Without the pictures, give every record again exactly.

### Provided records
━━━━━━━━━━

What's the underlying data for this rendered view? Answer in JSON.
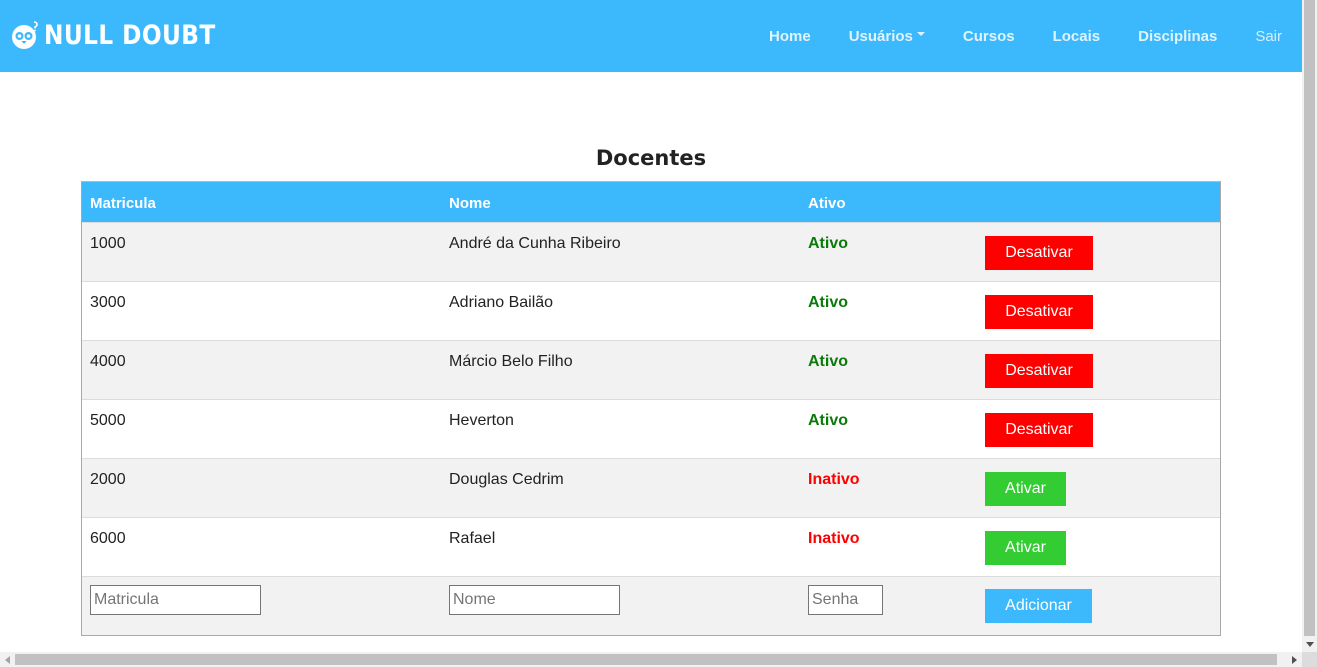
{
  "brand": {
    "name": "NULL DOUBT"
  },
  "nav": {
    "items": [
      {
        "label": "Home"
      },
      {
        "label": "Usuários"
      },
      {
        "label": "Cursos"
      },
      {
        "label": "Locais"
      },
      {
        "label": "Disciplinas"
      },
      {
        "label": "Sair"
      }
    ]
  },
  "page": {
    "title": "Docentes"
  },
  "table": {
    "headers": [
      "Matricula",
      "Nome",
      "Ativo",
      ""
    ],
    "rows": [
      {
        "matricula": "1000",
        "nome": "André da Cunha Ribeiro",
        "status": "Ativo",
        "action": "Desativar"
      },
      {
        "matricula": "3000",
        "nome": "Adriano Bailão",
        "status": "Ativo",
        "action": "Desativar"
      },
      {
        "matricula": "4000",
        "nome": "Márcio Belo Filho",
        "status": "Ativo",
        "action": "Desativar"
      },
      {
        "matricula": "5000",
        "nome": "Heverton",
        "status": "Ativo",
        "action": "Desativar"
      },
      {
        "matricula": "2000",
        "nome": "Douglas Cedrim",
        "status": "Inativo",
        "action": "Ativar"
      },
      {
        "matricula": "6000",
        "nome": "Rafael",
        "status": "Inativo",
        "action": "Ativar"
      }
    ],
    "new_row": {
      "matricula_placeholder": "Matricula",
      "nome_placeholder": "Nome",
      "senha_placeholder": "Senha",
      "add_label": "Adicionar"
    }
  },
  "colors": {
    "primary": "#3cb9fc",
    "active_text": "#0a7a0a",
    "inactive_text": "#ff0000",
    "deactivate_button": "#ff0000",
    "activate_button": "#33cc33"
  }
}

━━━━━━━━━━

### Output for this exercise
What's the underlying data for this rendered view? Answer in JSON.
{
  "brand": {
    "name": "NULL DOUBT"
  },
  "nav": {
    "items": [
      {
        "label": "Home"
      },
      {
        "label": "Usuários"
      },
      {
        "label": "Cursos"
      },
      {
        "label": "Locais"
      },
      {
        "label": "Disciplinas"
      },
      {
        "label": "Sair"
      }
    ]
  },
  "page": {
    "title": "Docentes"
  },
  "table": {
    "headers": [
      "Matricula",
      "Nome",
      "Ativo",
      ""
    ],
    "rows": [
      {
        "matricula": "1000",
        "nome": "André da Cunha Ribeiro",
        "status": "Ativo",
        "action": "Desativar"
      },
      {
        "matricula": "3000",
        "nome": "Adriano Bailão",
        "status": "Ativo",
        "action": "Desativar"
      },
      {
        "matricula": "4000",
        "nome": "Márcio Belo Filho",
        "status": "Ativo",
        "action": "Desativar"
      },
      {
        "matricula": "5000",
        "nome": "Heverton",
        "status": "Ativo",
        "action": "Desativar"
      },
      {
        "matricula": "2000",
        "nome": "Douglas Cedrim",
        "status": "Inativo",
        "action": "Ativar"
      },
      {
        "matricula": "6000",
        "nome": "Rafael",
        "status": "Inativo",
        "action": "Ativar"
      }
    ],
    "new_row": {
      "matricula_placeholder": "Matricula",
      "nome_placeholder": "Nome",
      "senha_placeholder": "Senha",
      "add_label": "Adicionar"
    }
  },
  "colors": {
    "primary": "#3cb9fc",
    "active_text": "#0a7a0a",
    "inactive_text": "#ff0000",
    "deactivate_button": "#ff0000",
    "activate_button": "#33cc33"
  }
}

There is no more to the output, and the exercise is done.